**** Data under study ****

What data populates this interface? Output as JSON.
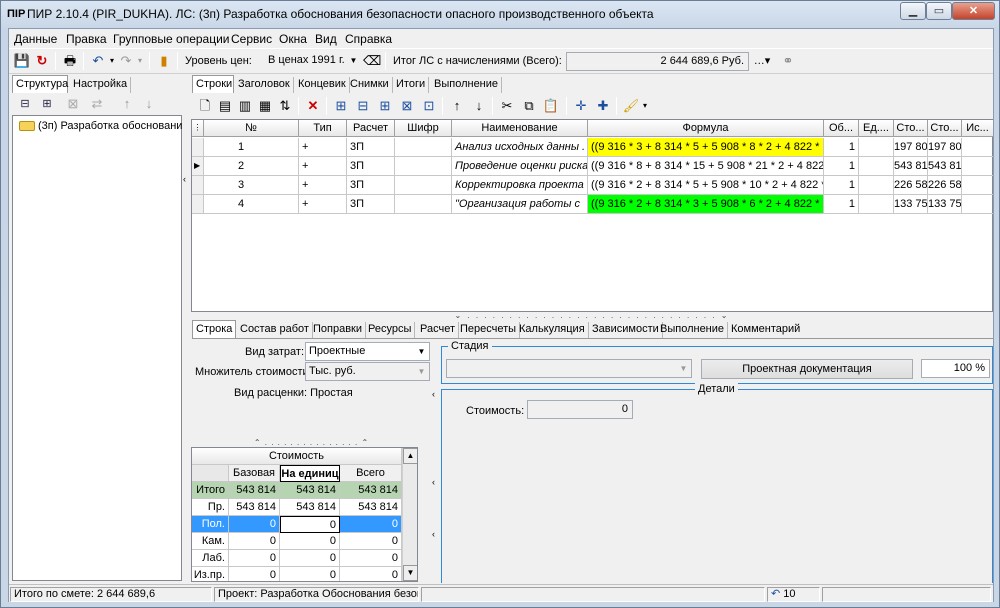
{
  "window": {
    "title": "ПИР 2.10.4 (PIR_DUKHA). ЛС: (3п) Разработка  обоснования безопасности опасного производственного объекта",
    "app_icon": "ПИР"
  },
  "menu": [
    "Данные",
    "Правка",
    "Групповые операции",
    "Сервис",
    "Окна",
    "Вид",
    "Справка"
  ],
  "toolbar": {
    "price_level_label": "Уровень цен:",
    "price_level_value": "В ценах 1991 г.",
    "total_label": "Итог ЛС с начислениями (Всего):",
    "total_value": "2 644 689,6 Руб."
  },
  "left_panel": {
    "tabs": [
      "Структура",
      "Настройка"
    ],
    "tree_item": "(3п) Разработка  обосновани"
  },
  "top_tabs": [
    "Строки",
    "Заголовок",
    "Концевик",
    "Снимки",
    "Итоги",
    "Выполнение"
  ],
  "grid": {
    "columns": [
      "№",
      "Тип",
      "Расчет",
      "Шифр",
      "Наименование",
      "Формула",
      "Об...",
      "Ед....",
      "Сто...",
      "Сто...",
      "Ис..."
    ],
    "rows": [
      {
        "num": "1",
        "type": "+",
        "calc": "3П",
        "code": "",
        "name": "Анализ исходных данны .",
        "formula": "((9 316 * 3 + 8 314 * 5 + 5 908 * 8 * 2 + 4 822 *",
        "qty": "1",
        "unit": "",
        "cost1": "197 80",
        "cost2": "197 80",
        "exec": "",
        "highlight": "#ffff00"
      },
      {
        "num": "2",
        "type": "+",
        "calc": "3П",
        "code": "",
        "name": "Проведение оценки риска",
        "formula": "((9 316 * 8 + 8 314 * 15 + 5 908 * 21 * 2 + 4 822 *",
        "qty": "1",
        "unit": "",
        "cost1": "543 81",
        "cost2": "543 81",
        "exec": "",
        "highlight": ""
      },
      {
        "num": "3",
        "type": "+",
        "calc": "3П",
        "code": "",
        "name": "Корректировка проекта ОБ",
        "formula": "((9 316 * 2 + 8 314 * 5 + 5 908 * 10 * 2 + 4 822 *",
        "qty": "1",
        "unit": "",
        "cost1": "226 58",
        "cost2": "226 58",
        "exec": "",
        "highlight": ""
      },
      {
        "num": "4",
        "type": "+",
        "calc": "3П",
        "code": "",
        "name": "\"Организация работы с",
        "formula": "((9 316 * 2 + 8 314 * 3 + 5 908 * 6 * 2 + 4 822 *",
        "qty": "1",
        "unit": "",
        "cost1": "133 75",
        "cost2": "133 75",
        "exec": "",
        "highlight": "#00ff00"
      }
    ]
  },
  "bottom_tabs": [
    "Строка",
    "Состав работ",
    "Поправки",
    "Ресурсы",
    "Расчет",
    "Пересчеты",
    "Калькуляция",
    "Зависимости",
    "Выполнение",
    "Комментарий"
  ],
  "form": {
    "cost_type_label": "Вид затрат:",
    "cost_type_value": "Проектные",
    "multiplier_label": "Множитель стоимости:",
    "multiplier_value": "Тыс. руб.",
    "pricing_label": "Вид расценки: Простая"
  },
  "stage": {
    "title": "Стадия",
    "combo_value": "",
    "doc_button": "Проектная документация",
    "percent": "100 %"
  },
  "details": {
    "title": "Детали",
    "cost_label": "Стоимость:",
    "cost_value": "0"
  },
  "cost_table": {
    "header": "Стоимость",
    "columns": [
      "Базовая",
      "На единиц",
      "Всего"
    ],
    "rows": [
      {
        "label": "Итого",
        "base": "543 814",
        "unit": "543 814",
        "total": "543 814"
      },
      {
        "label": "Пр.",
        "base": "543 814",
        "unit": "543 814",
        "total": "543 814"
      },
      {
        "label": "Пол.",
        "base": "0",
        "unit": "0",
        "total": "0"
      },
      {
        "label": "Кам.",
        "base": "0",
        "unit": "0",
        "total": "0"
      },
      {
        "label": "Лаб.",
        "base": "0",
        "unit": "0",
        "total": "0"
      },
      {
        "label": "Из.пр.",
        "base": "0",
        "unit": "0",
        "total": "0"
      }
    ]
  },
  "status": {
    "total": "Итого по смете: 2 644 689,6",
    "project": "Проект: Разработка Обоснования безопас",
    "undo_count": "10"
  }
}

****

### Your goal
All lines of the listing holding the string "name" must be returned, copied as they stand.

### Response for this exercise
        "name": "Анализ исходных данны .",
        "name": "Проведение оценки риска",
        "name": "Корректировка проекта ОБ",
        "name": "\"Организация работы с",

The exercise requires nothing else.